At this time eight years ago, the administration of President-elect Bill Clinton was trying to put together an administration "that looks like America." How many blacks would there be in the major posts? How many Latinos? How many women? How should "two-fers" count? Were white males getting shafted? Was merit a bygone credential?
The racial, ethnic and gender competition got so intense, and so overwrought, that President-elect Clinton denounced "bean-counters" who were demanding such a spoils system based on demographics.
Of course, in a portent of the Clinton style, the bean-counters kept right on counting beans, and Mr. Clinton kept making appointments to make the bean-counters happy. Everyone knew that Bill Daley (eek, a white male) would become transportation secretary--except that at the last minute Mr. Clinton beaned him, choosing Federico Pena for the job, a Hispanic.

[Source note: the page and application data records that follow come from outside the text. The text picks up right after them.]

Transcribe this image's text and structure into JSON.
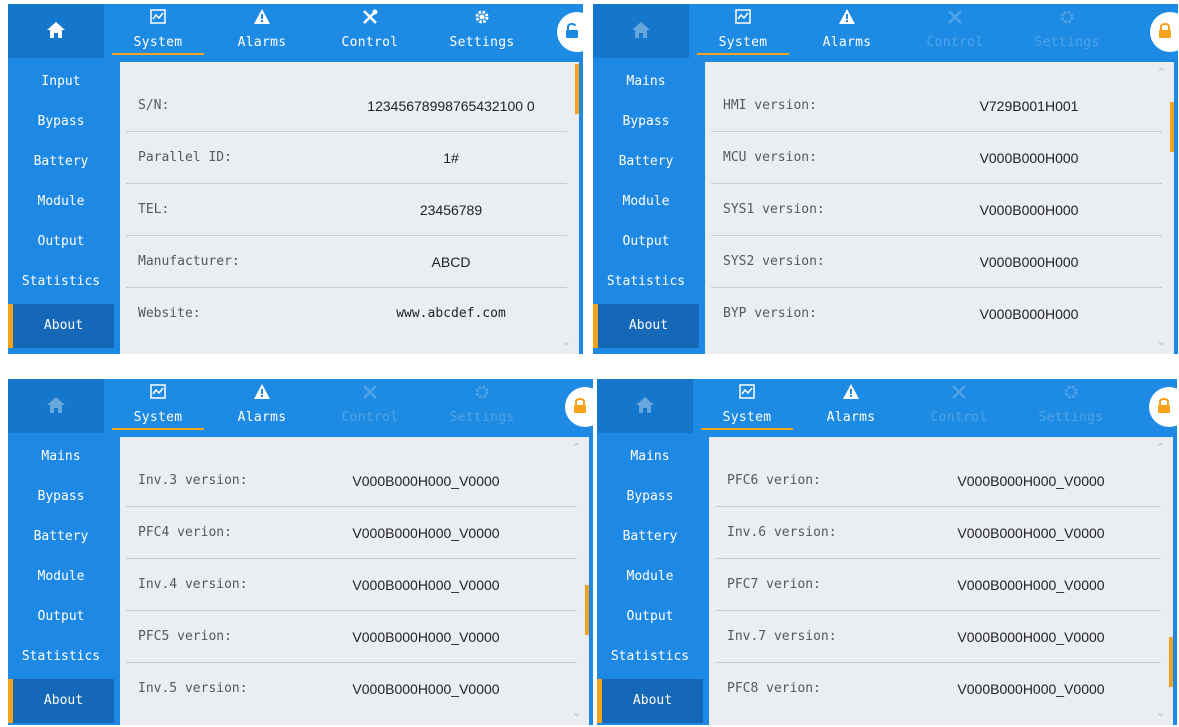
{
  "colors": {
    "accent": "#f7a21b",
    "nav_blue": "#1d8ae3",
    "content_bg": "#eaedf1"
  },
  "icons": {
    "home": "home-icon",
    "system": "system-chart-icon",
    "alarms": "alarm-warning-icon",
    "control": "control-tools-icon",
    "settings": "gear-icon",
    "lock": "lock-icon"
  },
  "panels": [
    {
      "tabs": {
        "system": "System",
        "alarms": "Alarms",
        "control": "Control",
        "settings": "Settings"
      },
      "sidebar": [
        "Input",
        "Bypass",
        "Battery",
        "Module",
        "Output",
        "Statistics",
        "About"
      ],
      "rows": [
        {
          "label": "S/N:",
          "value": "12345678998765432100 0"
        },
        {
          "label": "Parallel ID:",
          "value": "1#"
        },
        {
          "label": "TEL:",
          "value": "23456789"
        },
        {
          "label": "Manufacturer:",
          "value": "ABCD"
        },
        {
          "label": "Website:",
          "value": "www.abcdef.com"
        }
      ]
    },
    {
      "tabs": {
        "system": "System",
        "alarms": "Alarms",
        "control": "Control",
        "settings": "Settings"
      },
      "sidebar": [
        "Mains",
        "Bypass",
        "Battery",
        "Module",
        "Output",
        "Statistics",
        "About"
      ],
      "rows": [
        {
          "label": "HMI version:",
          "value": "V729B001H001"
        },
        {
          "label": "MCU version:",
          "value": "V000B000H000"
        },
        {
          "label": "SYS1 version:",
          "value": "V000B000H000"
        },
        {
          "label": "SYS2 version:",
          "value": "V000B000H000"
        },
        {
          "label": "BYP version:",
          "value": "V000B000H000"
        }
      ]
    },
    {
      "tabs": {
        "system": "System",
        "alarms": "Alarms",
        "control": "Control",
        "settings": "Settings"
      },
      "sidebar": [
        "Mains",
        "Bypass",
        "Battery",
        "Module",
        "Output",
        "Statistics",
        "About"
      ],
      "rows": [
        {
          "label": "Inv.3 version:",
          "value": "V000B000H000_V0000"
        },
        {
          "label": "PFC4 verion:",
          "value": "V000B000H000_V0000"
        },
        {
          "label": "Inv.4 version:",
          "value": "V000B000H000_V0000"
        },
        {
          "label": "PFC5 verion:",
          "value": "V000B000H000_V0000"
        },
        {
          "label": "Inv.5 version:",
          "value": "V000B000H000_V0000"
        }
      ]
    },
    {
      "tabs": {
        "system": "System",
        "alarms": "Alarms",
        "control": "Control",
        "settings": "Settings"
      },
      "sidebar": [
        "Mains",
        "Bypass",
        "Battery",
        "Module",
        "Output",
        "Statistics",
        "About"
      ],
      "rows": [
        {
          "label": "PFC6 verion:",
          "value": "V000B000H000_V0000"
        },
        {
          "label": "Inv.6 version:",
          "value": "V000B000H000_V0000"
        },
        {
          "label": "PFC7 verion:",
          "value": "V000B000H000_V0000"
        },
        {
          "label": "Inv.7 version:",
          "value": "V000B000H000_V0000"
        },
        {
          "label": "PFC8 verion:",
          "value": "V000B000H000_V0000"
        }
      ]
    }
  ]
}
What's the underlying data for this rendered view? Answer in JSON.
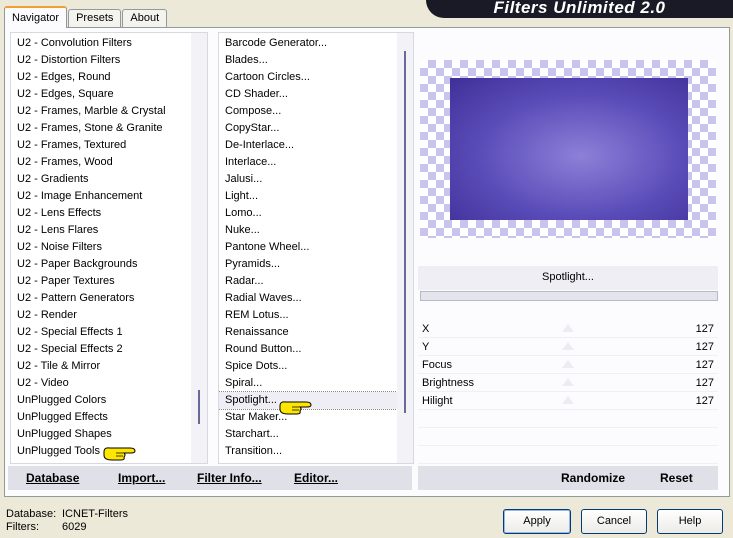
{
  "tabs": [
    "Navigator",
    "Presets",
    "About"
  ],
  "banner": "Filters Unlimited 2.0",
  "categories": [
    "U2 - Convolution Filters",
    "U2 - Distortion Filters",
    "U2 - Edges, Round",
    "U2 - Edges, Square",
    "U2 - Frames, Marble & Crystal",
    "U2 - Frames, Stone & Granite",
    "U2 - Frames, Textured",
    "U2 - Frames, Wood",
    "U2 - Gradients",
    "U2 - Image Enhancement",
    "U2 - Lens Effects",
    "U2 - Lens Flares",
    "U2 - Noise Filters",
    "U2 - Paper Backgrounds",
    "U2 - Paper Textures",
    "U2 - Pattern Generators",
    "U2 - Render",
    "U2 - Special Effects 1",
    "U2 - Special Effects 2",
    "U2 - Tile & Mirror",
    "U2 - Video",
    "UnPlugged Colors",
    "UnPlugged Effects",
    "UnPlugged Shapes",
    "UnPlugged Tools"
  ],
  "filters": [
    "Barcode Generator...",
    "Blades...",
    "Cartoon Circles...",
    "CD Shader...",
    "Compose...",
    "CopyStar...",
    "De-Interlace...",
    "Interlace...",
    "Jalusi...",
    "Light...",
    "Lomo...",
    "Nuke...",
    "Pantone Wheel...",
    "Pyramids...",
    "Radar...",
    "Radial Waves...",
    "REM Lotus...",
    "Renaissance",
    "Round Button...",
    "Spice Dots...",
    "Spiral...",
    "Spotlight...",
    "Star Maker...",
    "Starchart...",
    "Transition..."
  ],
  "selected_filter": "Spotlight...",
  "sliders": [
    {
      "label": "X",
      "value": "127"
    },
    {
      "label": "Y",
      "value": "127"
    },
    {
      "label": "Focus",
      "value": "127"
    },
    {
      "label": "Brightness",
      "value": "127"
    },
    {
      "label": "Hilight",
      "value": "127"
    }
  ],
  "toolbar": {
    "database": "Database",
    "import": "Import...",
    "filter_info": "Filter Info...",
    "editor": "Editor...",
    "randomize": "Randomize",
    "reset": "Reset"
  },
  "footer": {
    "database_label": "Database:",
    "database_value": "ICNET-Filters",
    "filters_label": "Filters:",
    "filters_value": "6029"
  },
  "buttons": {
    "apply": "Apply",
    "cancel": "Cancel",
    "help": "Help"
  },
  "colors": {
    "preview_fill": "#5a4cb8",
    "checker": "#c8c4ec"
  }
}
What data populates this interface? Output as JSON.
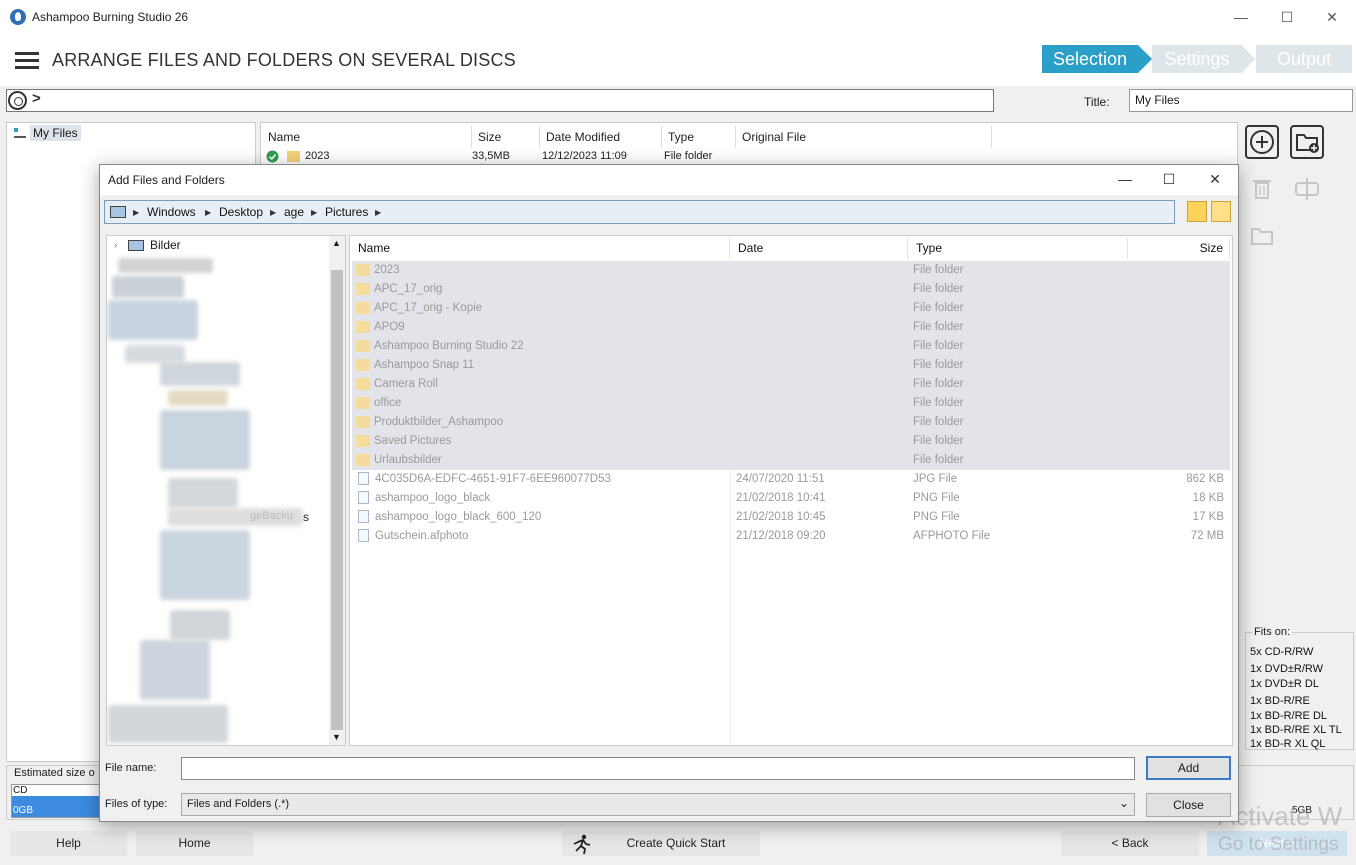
{
  "app": {
    "title": "Ashampoo Burning Studio 26"
  },
  "window_controls": {
    "minimize": "—",
    "maximize": "☐",
    "close": "✕"
  },
  "header": {
    "title": "ARRANGE FILES AND FOLDERS ON SEVERAL DISCS",
    "steps": [
      "Selection",
      "Settings",
      "Output"
    ],
    "active_step": "Selection",
    "accent_color": "#2a9fc8"
  },
  "pathbar": {
    "chevron": ">",
    "title_label": "Title:",
    "title_value": "My Files"
  },
  "tree": {
    "root": "My Files"
  },
  "list": {
    "columns": [
      "Name",
      "Size",
      "Date Modified",
      "Type",
      "Original File"
    ],
    "rows": [
      {
        "name": "2023",
        "size": "33,5MB",
        "date": "12/12/2023 11:09",
        "type": "File folder",
        "original": ""
      }
    ]
  },
  "side_tools": [
    "add-icon",
    "new-folder-icon",
    "trash-icon",
    "split-icon",
    "folder-open-icon"
  ],
  "fits": {
    "title": "Fits on:",
    "groups": [
      [
        "5x CD-R/RW"
      ],
      [
        "1x DVD±R/RW",
        "1x DVD±R DL"
      ],
      [
        "1x BD-R/RE",
        "1x BD-R/RE DL",
        "1x BD-R/RE XL TL",
        "1x BD-R XL QL"
      ]
    ]
  },
  "estimate": {
    "label": "Estimated size o",
    "cd_label": "CD",
    "zero_label": "0GB",
    "max_label": "5GB"
  },
  "bottom": {
    "help": "Help",
    "home": "Home",
    "quick_start": "Create Quick Start",
    "back": "< Back",
    "next": "Next >"
  },
  "watermark": {
    "line1": "Activate W",
    "line2": "Go to Settings"
  },
  "dialog": {
    "title": "Add Files and Folders",
    "crumbs": [
      "Windows",
      "Desktop",
      "age",
      "Pictures"
    ],
    "nav_root": "Bilder",
    "nav_partial": "s",
    "nav_blurred": "geBacku",
    "columns": [
      "Name",
      "Date",
      "Type",
      "Size"
    ],
    "folders": [
      {
        "name": "2023",
        "type": "File folder"
      },
      {
        "name": "APC_17_orig",
        "type": "File folder"
      },
      {
        "name": "APC_17_orig - Kopie",
        "type": "File folder"
      },
      {
        "name": "APO9",
        "type": "File folder"
      },
      {
        "name": "Ashampoo Burning Studio 22",
        "type": "File folder"
      },
      {
        "name": "Ashampoo Snap 11",
        "type": "File folder"
      },
      {
        "name": "Camera Roll",
        "type": "File folder"
      },
      {
        "name": "office",
        "type": "File folder"
      },
      {
        "name": "Produktbilder_Ashampoo",
        "type": "File folder"
      },
      {
        "name": "Saved Pictures",
        "type": "File folder"
      },
      {
        "name": "Urlaubsbilder",
        "type": "File folder"
      }
    ],
    "files": [
      {
        "name": "4C035D6A-EDFC-4651-91F7-6EE960077D53",
        "date": "24/07/2020 11:51",
        "type": "JPG File",
        "size": "862 KB"
      },
      {
        "name": "ashampoo_logo_black",
        "date": "21/02/2018 10:41",
        "type": "PNG File",
        "size": "18 KB"
      },
      {
        "name": "ashampoo_logo_black_600_120",
        "date": "21/02/2018 10:45",
        "type": "PNG File",
        "size": "17 KB"
      },
      {
        "name": "Gutschein.afphoto",
        "date": "21/12/2018 09:20",
        "type": "AFPHOTO File",
        "size": "72 MB"
      }
    ],
    "file_name_label": "File name:",
    "file_name_value": "",
    "file_type_label": "Files of type:",
    "file_type_value": "Files and Folders (.*)",
    "add_button": "Add",
    "close_button": "Close",
    "controls": {
      "minimize": "—",
      "maximize": "☐",
      "close": "✕"
    }
  }
}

The feminists got a promise from Hilary Clinton that one of the top four cabinet posts (State, Defense, Treasury and Attorney-General) would go to a woman. The search was on. Dutifully, Mr. Clinton chose high-grade attorney Zoe Baird. But it turned out she had what is now called "a Zoe Baird problem," she hadn't paid nanny payroll taxes. How terrible.
Could the nomination be saved? No. Not even close. The feminists chose not to try to use their political clout to help her with the Congress. Why not, she was a woman, wasn't she? Yes, she was, but it turned out she was not a sufficiently liberal woman. Might it be that in this case there was something more to "looking like America" than merely gender, race and ethnicity? (Answer: Yes, and don't forget it.)
And so, after another Nanny-problem nominee (Judge Kimba Wood) tanked, America ended up with Attorney General Janet Reno, whose chief credential at the time was her gender. It will be for history to judge whether she was an effective A.G. But history will have no doubt that Hillary got jobs for gal pals.
And so it came to pass, after ugly arguments, that America ended up with a Cabinet that resembled a demographically balanced portrait of successful center-left Democrats, mostly lawyers. Many of them did fine jobs.
Fast-forward, December 2000. President-elect Bush, too, is well on his way to picking a Cabinet that looks like America, with blacks, Latinos, women, as well as white males. Some things have remained the same, but some things have changed-- for the better, and for the weirder.
Judging from Bush's Cabinet choices so far, we will end up with a Cabinet that looks like a demographically balanced portrait of center-right Republicans, many of them lawyers. Many of them will do fine jobs.
But this time we do not have the degrading spectacle of choosing a government-by-bean. We do not have high-profile and divisive fights about race, ethnicity and gender. This time around you don't hear people saying, "I lost out because that job had to go to a tan skirt."
The weird part approaches transmogrification. Some Democratic black activists tell us Secretary of State-designate Colin Powell and National Security Director Condoleeza Rice don't really count as blacks because they will deal with foreign policy, not with the principal domestic goals of the congressional black caucus. Mel Martinez of Florida, secretary-designate of the Department of Housing and Urban Development, should not really be counted as a Latino because he doesn't sign on to the goals of some self-styled liberal Latino activists.
It's the ideology, stupid. Thus, Clarence Thomas is not really black; he's a conservative. In the Reagan administration, certain feminist advocates refused to regard U.N. Ambassador Jeanne Kirkpatrick as a bona fide female, because, by their lights, she held conservative views on many issues.
So long as there is free politics, smart presidents will pick their appointees on merit, but never forgetting that a "balanced ticket" has a role, too. Many Westerners would like to see a Westerner in the Cabinet; many women want to see females in high-visibility roles--ditto with blacks, Latinos, Asian Americans, and many other groups, growing in number all the time.
It's not new. Many Catholic Republicans voted for John F. Kennedy in 1960. I myself, of all people, briefly considered voting for liberal Al Gore in 2000 because there was a Jew on the Democratic ticket.
Ben J. Wattenberg is a senior fellow at AEI.